» **MATERIAL TO PROCESS**
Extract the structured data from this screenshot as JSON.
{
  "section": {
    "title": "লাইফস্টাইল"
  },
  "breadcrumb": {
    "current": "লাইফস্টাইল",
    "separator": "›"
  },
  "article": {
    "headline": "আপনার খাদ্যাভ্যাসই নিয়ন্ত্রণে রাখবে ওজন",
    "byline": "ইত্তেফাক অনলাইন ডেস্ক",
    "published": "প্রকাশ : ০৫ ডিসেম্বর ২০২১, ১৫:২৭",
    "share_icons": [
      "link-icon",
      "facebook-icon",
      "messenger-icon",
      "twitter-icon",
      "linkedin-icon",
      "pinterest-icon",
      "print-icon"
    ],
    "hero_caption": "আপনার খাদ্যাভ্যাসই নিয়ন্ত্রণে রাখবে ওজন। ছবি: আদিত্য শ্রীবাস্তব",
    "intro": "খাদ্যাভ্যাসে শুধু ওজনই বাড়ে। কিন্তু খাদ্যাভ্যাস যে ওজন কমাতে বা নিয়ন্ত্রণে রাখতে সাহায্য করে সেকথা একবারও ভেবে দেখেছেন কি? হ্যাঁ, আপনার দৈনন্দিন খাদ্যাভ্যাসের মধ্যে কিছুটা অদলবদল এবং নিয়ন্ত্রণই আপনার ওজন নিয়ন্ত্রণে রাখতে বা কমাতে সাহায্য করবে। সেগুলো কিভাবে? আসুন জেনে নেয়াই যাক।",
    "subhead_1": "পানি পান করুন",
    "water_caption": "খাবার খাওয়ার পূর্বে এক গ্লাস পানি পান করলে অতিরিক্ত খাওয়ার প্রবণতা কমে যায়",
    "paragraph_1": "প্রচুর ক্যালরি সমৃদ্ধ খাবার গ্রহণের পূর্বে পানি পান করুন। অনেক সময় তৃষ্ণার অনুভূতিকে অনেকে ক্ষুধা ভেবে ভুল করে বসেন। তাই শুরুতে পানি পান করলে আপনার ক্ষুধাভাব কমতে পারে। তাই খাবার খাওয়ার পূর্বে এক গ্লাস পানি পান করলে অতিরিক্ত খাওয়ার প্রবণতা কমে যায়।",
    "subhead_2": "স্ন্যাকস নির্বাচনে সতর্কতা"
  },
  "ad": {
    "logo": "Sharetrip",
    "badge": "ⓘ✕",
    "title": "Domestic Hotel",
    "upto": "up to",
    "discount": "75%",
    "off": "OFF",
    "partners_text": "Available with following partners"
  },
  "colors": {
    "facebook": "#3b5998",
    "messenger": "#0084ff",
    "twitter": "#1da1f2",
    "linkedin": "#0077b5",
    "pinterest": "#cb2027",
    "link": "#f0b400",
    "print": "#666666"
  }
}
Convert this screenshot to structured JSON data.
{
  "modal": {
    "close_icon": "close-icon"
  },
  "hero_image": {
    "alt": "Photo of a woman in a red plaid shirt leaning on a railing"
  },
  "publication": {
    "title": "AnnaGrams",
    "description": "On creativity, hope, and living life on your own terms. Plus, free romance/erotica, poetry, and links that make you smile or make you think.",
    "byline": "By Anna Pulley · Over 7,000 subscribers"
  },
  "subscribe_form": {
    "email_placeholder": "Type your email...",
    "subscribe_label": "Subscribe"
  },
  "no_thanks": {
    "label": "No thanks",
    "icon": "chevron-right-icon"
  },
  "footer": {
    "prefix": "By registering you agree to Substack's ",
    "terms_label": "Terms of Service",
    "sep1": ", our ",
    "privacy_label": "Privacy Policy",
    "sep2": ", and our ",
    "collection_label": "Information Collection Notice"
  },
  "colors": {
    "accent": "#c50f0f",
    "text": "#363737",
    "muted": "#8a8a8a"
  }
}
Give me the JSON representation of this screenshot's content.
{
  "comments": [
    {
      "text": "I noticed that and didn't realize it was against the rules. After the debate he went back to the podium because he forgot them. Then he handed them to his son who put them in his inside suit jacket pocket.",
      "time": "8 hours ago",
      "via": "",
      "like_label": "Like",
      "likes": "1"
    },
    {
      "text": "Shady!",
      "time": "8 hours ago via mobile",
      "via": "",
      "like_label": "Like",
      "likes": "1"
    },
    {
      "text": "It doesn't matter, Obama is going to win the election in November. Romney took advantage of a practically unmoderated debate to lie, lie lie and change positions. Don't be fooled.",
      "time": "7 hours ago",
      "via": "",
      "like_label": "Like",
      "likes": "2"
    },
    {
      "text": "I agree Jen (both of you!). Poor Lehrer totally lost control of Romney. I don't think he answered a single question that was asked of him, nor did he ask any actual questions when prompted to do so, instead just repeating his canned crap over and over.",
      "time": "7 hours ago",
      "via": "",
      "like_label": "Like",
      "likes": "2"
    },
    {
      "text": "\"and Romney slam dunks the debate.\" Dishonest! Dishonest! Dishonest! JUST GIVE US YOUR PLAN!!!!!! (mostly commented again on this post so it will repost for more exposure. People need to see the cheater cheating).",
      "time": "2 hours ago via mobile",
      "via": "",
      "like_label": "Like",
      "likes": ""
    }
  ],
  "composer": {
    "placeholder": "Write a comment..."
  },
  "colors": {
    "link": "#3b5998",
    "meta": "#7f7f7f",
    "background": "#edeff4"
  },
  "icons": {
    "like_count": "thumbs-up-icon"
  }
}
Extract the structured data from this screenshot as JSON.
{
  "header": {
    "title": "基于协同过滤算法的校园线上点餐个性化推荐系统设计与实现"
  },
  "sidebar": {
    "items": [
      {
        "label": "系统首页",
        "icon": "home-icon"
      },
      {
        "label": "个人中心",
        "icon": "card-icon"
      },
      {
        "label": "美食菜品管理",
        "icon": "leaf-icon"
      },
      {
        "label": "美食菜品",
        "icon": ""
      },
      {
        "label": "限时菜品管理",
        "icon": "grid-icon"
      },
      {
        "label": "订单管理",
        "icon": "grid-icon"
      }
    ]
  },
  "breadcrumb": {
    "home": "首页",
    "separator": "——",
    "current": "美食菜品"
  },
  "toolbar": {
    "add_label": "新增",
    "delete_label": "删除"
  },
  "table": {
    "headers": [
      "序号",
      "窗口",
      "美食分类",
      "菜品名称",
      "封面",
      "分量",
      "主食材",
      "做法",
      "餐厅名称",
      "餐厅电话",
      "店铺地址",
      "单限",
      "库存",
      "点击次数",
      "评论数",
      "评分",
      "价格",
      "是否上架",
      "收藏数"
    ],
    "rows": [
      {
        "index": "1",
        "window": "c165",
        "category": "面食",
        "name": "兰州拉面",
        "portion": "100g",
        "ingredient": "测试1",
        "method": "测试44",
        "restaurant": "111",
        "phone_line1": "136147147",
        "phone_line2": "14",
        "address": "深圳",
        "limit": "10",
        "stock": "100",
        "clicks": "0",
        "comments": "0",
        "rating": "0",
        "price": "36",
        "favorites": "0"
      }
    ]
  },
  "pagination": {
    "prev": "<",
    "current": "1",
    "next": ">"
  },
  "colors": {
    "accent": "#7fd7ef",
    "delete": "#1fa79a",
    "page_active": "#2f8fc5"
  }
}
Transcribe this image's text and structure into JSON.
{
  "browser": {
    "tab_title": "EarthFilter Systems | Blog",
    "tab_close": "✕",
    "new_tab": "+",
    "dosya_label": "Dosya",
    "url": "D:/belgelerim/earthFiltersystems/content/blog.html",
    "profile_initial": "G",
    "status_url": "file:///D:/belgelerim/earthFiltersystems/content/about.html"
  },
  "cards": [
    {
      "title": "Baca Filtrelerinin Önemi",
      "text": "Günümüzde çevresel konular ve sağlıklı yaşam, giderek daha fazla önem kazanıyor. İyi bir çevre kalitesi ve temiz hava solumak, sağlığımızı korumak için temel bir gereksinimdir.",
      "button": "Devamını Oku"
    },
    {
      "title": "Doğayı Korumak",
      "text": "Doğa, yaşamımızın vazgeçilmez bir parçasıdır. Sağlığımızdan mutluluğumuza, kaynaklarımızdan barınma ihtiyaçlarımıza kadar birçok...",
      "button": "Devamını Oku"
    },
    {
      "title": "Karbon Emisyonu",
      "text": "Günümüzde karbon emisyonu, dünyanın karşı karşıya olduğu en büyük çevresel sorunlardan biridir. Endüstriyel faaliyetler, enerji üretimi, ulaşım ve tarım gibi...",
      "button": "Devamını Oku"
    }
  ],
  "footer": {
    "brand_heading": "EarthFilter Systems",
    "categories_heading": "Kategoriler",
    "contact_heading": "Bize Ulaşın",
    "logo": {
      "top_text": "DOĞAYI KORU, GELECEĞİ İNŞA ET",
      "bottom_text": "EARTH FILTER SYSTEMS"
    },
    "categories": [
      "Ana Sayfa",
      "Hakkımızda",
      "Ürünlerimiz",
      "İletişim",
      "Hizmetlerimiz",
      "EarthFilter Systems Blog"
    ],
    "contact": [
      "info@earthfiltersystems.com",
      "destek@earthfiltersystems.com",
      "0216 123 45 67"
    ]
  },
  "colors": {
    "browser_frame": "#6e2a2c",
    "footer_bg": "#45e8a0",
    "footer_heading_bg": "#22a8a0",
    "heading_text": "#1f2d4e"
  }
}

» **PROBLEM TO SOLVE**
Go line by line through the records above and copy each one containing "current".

» **COMPLETED TASK**
    "current": "লাইফস্টাইল",
    "current": "美食菜品"
    "current": "1",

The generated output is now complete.